Review by Ian Keogh
Pandora’s eighteenth birthday is a celebration in two respects. There’s her party, but more importantly her final therapy session. It’s been four years since she last experienced a murderous rage that transformed her, during which her eyes seemed to glow and she was endowed with strength beyond her years. The celebrations, however, are abruptly brought to a close when she’s abducted on her way home.
Rendered unconscious, by the time she awakens she’s in Turkey, where her biological father runs a criminal empire, although he’s man wanted by many people and agencies, so has to be extremely careful about where he’s seen.
This is quite the departure for Milo Manara, reverting in 2007 after many years of erotic graphic novels to more mainstream material. Although there’s nudity, Manara’s over-riding principle is to tell Vincenzo Cerami’s crime story. The late Cerami was an accomplished Italian writer of screenplays, with his best known internationally being 1998’s Life is Beautiful, surely the only comedy set in a concentration camp. That alone marks him as an adventurous writer, yet this is disappointingly straightforward with the surprises hardly earth shattering. Where it works well is in switching back and forth between the abducted Pandora and her experiences in Turkey, and the people she’s believed all her life to be her parents. It falls flat, however, with regard to the title element of the eyes, not really relevant, and just one of several aspects that lead nowhere.

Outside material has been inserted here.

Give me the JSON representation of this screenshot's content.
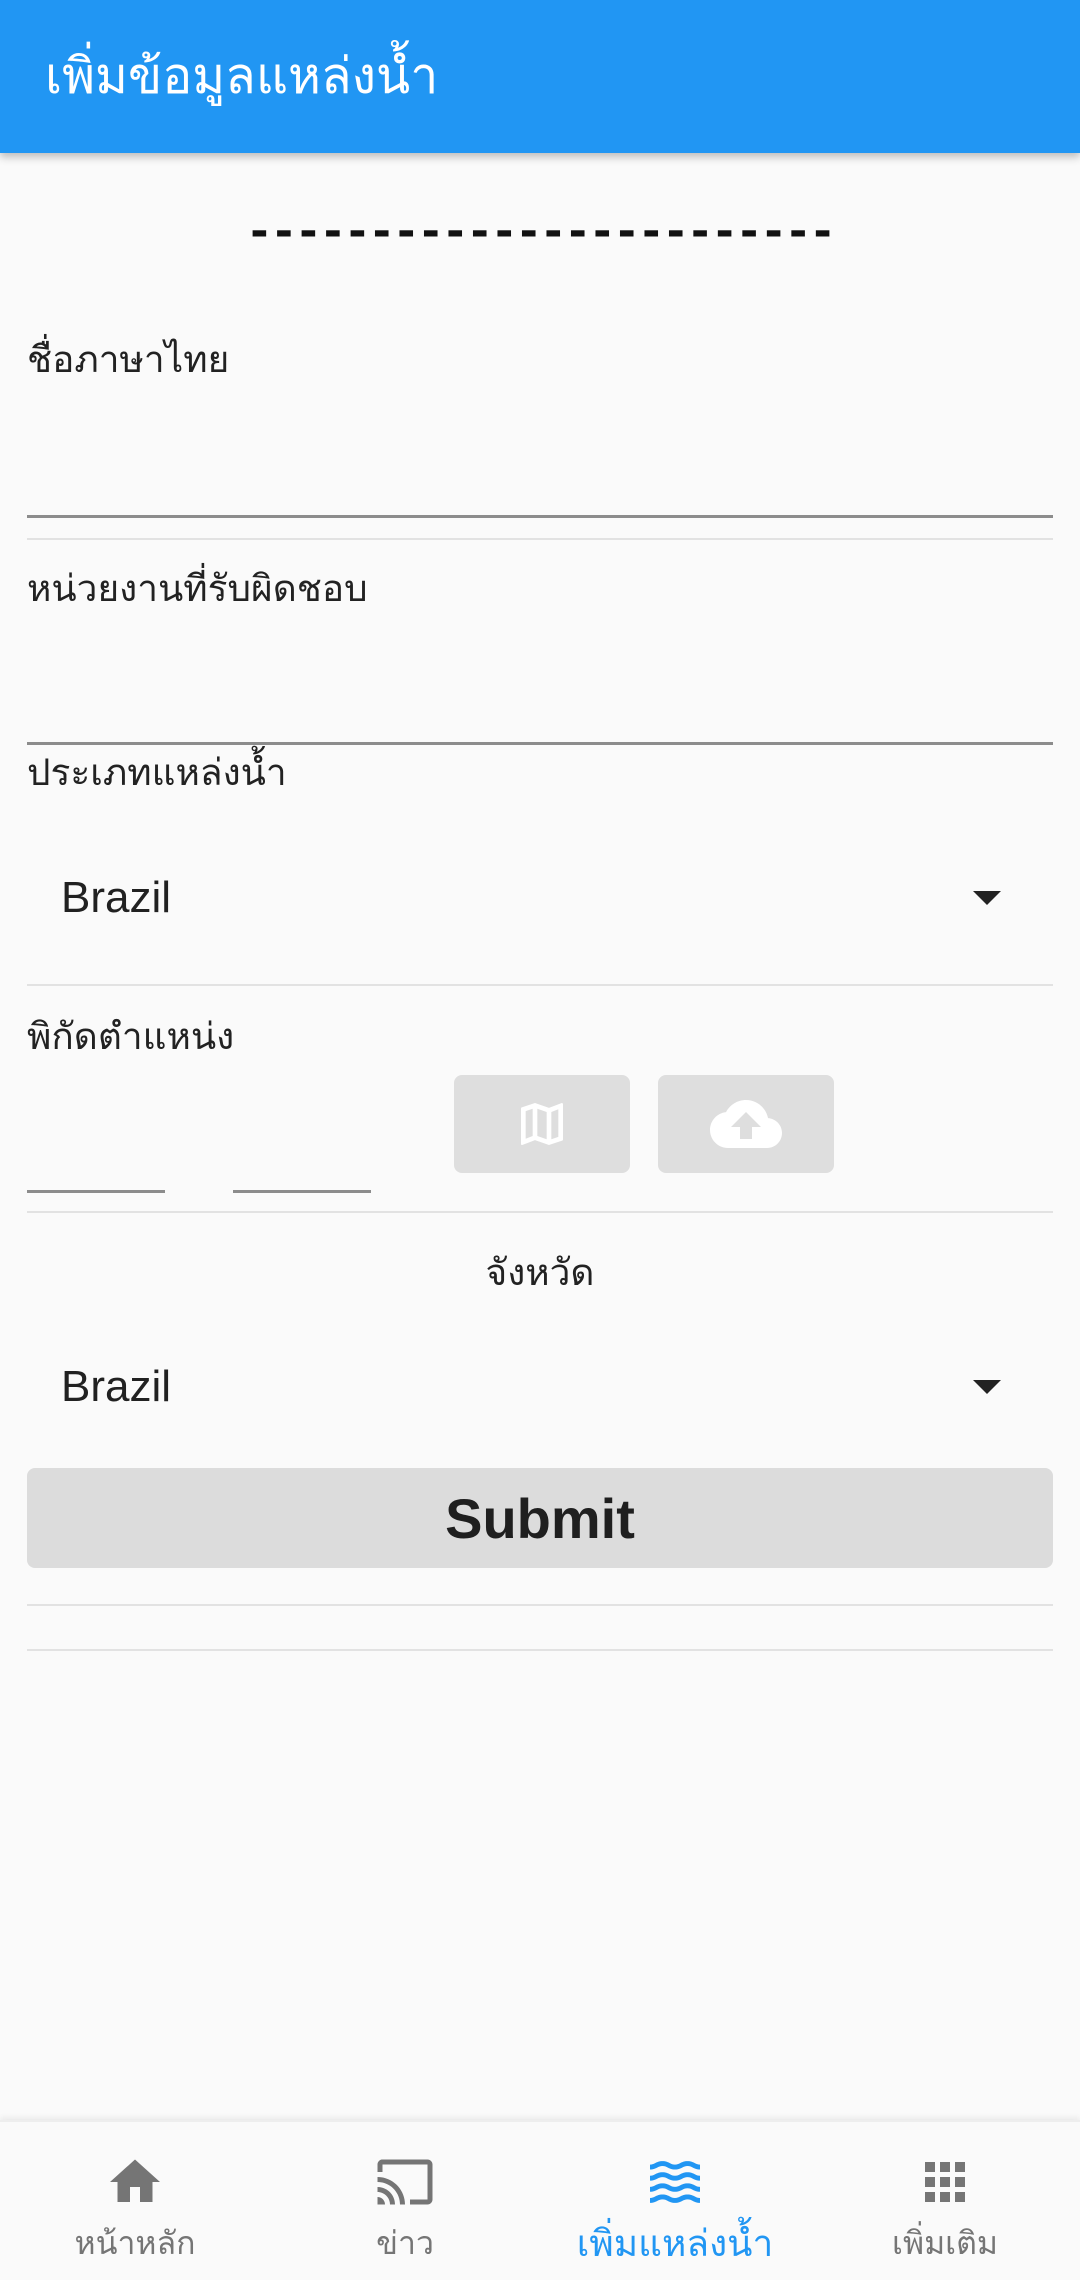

If the plot is unsatisfying, then those who value Manara’s art for more than just erotic qualities are in for a complete treat. He’s on top form, his line more delicate than ever, and producing page after page of superbly disciplined, naturalistic art. The moments of high drama fall within that, beautifully posed without ever coming across as exaggerated, and the cast have a superb lived-in characterisation from the obese policeman to the assorted gangsters. Strangely, it’s only the impossibly beautiful Pandora who’s almost bland in such richly detailed company.
In some respects a graphic novel that’s primarily to be admired for the technical skill involved has failed, but when the quality line is set as high as Manara then much can be overlooked. For those who really want to study the art in detail an oversize edition is also available.